“Connecticut used to lead the world when it came to innovation — we had more patents, more groundbreaking discoveries than anywhere else in the world. Somewhere along the way the world caught up. This is about to change,” announced Governor Dannel Malloy proudly on Thursday, June 20th, as he signed the Next Generation Connecticut bill into law in Hartford.
Image from today.uconn.edu
The bill, SB 840, allocates more than 1.5 billion dollars to the University of Connecticut over the next ten years with the objective of improving and growing the University’s programs in bioscience, engineering, technology, digital media, and other in-demand “fields that we are working so hard to expand here in Connecticut,” according to the Governor.
This will be achieved by hiring new faculty, constructing additional facilities, and renovating and expanding existing spaces. Some of the particulars of the bill include a 30% overall boost in the enrollment rate at UConn’s Storrs and Stamford locations, a 70% increase in the School of Engineering enrollment, and the construction of new tech-oriented laboratories, workshops, classrooms, and other high-tech incubation infrastructure across the state’s seven campuses.
Next Generation Connecticut follows closely the goals and rhetoric of the earlier UConn 2000 and 21st Century UConn programs, both of which were put into law by former Republican Governor John Rowland, which aimed to improve the academic centers and programs for the state’s flagship university both at its main and satellite campuses.
The bill includes a provision to create a committee to formulate a specific plan to implement these funds, whose final recommendations are set to be approved by the University’s Board of Trustees no later than July 1st of 2014.
“Make no mistake, we are making Connecticut competitive again,” the Governor added. Connecticut, as a historical technology and innovation hub, is a formidable legacy to maintain for any modern governor.

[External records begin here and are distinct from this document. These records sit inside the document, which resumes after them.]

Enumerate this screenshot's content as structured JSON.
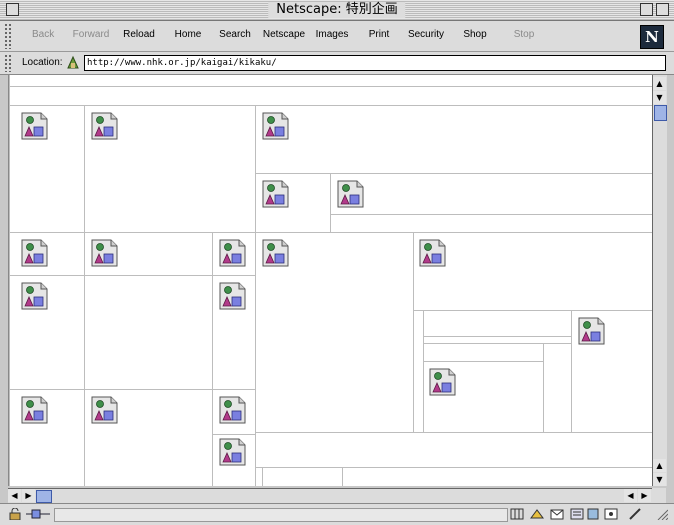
{
  "window": {
    "title": "Netscape: 特別企画"
  },
  "toolbar": {
    "back": "Back",
    "forward": "Forward",
    "reload": "Reload",
    "home": "Home",
    "search": "Search",
    "netscape": "Netscape",
    "images": "Images",
    "print": "Print",
    "security": "Security",
    "shop": "Shop",
    "stop": "Stop",
    "logo": "N"
  },
  "location": {
    "label": "Location:",
    "url": "http://www.nhk.or.jp/kaigai/kikaku/"
  },
  "colors": {
    "chrome": "#dcdcdc",
    "frame_line": "#bdbdbd",
    "scroll_thumb": "#9fb4e6"
  },
  "icons": [
    "broken-image-icon",
    "netscape-logo-icon",
    "lock-icon",
    "bookmark-icon"
  ]
}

It was the Connecticut inventor, David Bushnell, who put the world’s first submarine in the hands of Ezra Lee, the Connecticutian who would become the world’s first submarine pilot in 1776. Connecticut’s fecund soil birthed the cotton gin, the can opener, the vacuum cleaner, color TV, the hamburger, the artificial heart, and ESPN.
Understandably, Governor Malloy wants to keep this legacy alive and ensure that the next generation of innovation and cutting-edge invention comes from well-educated, well-equipped, and motivated scientists, engineers, and designers from the Constitution State.
Next Generation Connecticut is a crucial step in making this a reality in the state, a position that has been echoed by over 100 local businesses and trade groups in a report released a few months back while SB 840 was still in the legislature.
“From the big Fortune 500 companies to small and savvy startups, their public support of Next Generation Connecticut is an affirmation that its economic development mission falls right in line with what they want and need for success,” explained UConn President Susan Herbst upon the presentation of the lengthy endorsement document.
The full text of the legislation can be accessed online, as well.